▶ _Information_

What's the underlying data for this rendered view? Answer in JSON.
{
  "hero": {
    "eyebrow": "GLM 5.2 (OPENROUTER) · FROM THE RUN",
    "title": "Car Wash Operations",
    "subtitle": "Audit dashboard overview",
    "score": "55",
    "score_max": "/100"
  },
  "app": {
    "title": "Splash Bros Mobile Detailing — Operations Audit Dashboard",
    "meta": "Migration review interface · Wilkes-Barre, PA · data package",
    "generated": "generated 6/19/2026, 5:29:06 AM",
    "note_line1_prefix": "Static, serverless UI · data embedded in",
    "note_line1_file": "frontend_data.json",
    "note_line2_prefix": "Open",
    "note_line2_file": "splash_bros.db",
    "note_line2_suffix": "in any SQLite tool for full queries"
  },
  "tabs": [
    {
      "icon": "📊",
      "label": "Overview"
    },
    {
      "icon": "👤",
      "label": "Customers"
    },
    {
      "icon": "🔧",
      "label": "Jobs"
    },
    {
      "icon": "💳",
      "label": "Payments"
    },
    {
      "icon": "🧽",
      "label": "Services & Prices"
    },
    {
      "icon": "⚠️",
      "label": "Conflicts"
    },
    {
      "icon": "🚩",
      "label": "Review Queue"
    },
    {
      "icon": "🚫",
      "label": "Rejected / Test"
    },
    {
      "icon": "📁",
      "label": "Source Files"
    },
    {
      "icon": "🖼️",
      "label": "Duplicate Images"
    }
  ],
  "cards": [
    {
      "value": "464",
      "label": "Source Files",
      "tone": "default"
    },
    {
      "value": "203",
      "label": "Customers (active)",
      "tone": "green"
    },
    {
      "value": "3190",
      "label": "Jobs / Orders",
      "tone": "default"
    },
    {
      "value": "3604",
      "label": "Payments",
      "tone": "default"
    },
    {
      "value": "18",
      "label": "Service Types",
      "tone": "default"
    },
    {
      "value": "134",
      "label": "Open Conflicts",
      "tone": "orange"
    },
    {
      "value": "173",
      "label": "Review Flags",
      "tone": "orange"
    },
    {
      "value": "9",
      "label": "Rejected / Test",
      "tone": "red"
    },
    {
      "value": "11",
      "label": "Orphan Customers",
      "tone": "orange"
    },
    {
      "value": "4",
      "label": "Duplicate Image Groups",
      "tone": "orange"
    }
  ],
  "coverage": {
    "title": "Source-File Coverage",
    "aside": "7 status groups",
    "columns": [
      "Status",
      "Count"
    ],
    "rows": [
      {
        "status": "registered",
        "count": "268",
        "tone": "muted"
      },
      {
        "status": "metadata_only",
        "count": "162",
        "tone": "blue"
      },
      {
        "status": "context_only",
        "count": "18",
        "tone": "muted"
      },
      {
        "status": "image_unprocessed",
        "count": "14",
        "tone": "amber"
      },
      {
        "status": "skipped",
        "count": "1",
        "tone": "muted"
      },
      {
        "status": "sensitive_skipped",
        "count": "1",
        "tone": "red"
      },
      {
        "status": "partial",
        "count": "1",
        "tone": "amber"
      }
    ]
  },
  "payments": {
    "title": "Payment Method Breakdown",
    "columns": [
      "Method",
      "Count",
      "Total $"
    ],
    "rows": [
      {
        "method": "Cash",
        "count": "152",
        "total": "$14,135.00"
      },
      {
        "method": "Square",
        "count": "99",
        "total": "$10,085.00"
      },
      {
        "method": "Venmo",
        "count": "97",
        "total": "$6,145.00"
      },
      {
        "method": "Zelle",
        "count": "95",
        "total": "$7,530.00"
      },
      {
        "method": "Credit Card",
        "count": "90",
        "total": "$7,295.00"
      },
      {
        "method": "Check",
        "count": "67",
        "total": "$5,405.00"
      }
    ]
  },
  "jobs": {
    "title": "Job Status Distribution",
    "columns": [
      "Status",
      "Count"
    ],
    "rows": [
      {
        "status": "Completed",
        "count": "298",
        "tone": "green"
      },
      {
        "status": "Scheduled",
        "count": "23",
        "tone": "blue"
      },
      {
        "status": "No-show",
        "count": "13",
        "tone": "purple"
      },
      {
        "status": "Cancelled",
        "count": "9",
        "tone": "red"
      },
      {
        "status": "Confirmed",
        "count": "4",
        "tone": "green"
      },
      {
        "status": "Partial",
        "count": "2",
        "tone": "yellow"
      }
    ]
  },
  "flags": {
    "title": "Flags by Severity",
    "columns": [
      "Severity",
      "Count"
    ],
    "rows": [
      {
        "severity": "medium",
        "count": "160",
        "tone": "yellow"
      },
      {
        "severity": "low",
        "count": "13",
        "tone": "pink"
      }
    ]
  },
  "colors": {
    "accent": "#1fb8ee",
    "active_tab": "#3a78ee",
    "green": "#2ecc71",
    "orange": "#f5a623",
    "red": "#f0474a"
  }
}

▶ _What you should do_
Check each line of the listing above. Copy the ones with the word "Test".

▶ _Answer box_
      "label": "Rejected / Test"
      "label": "Rejected / Test",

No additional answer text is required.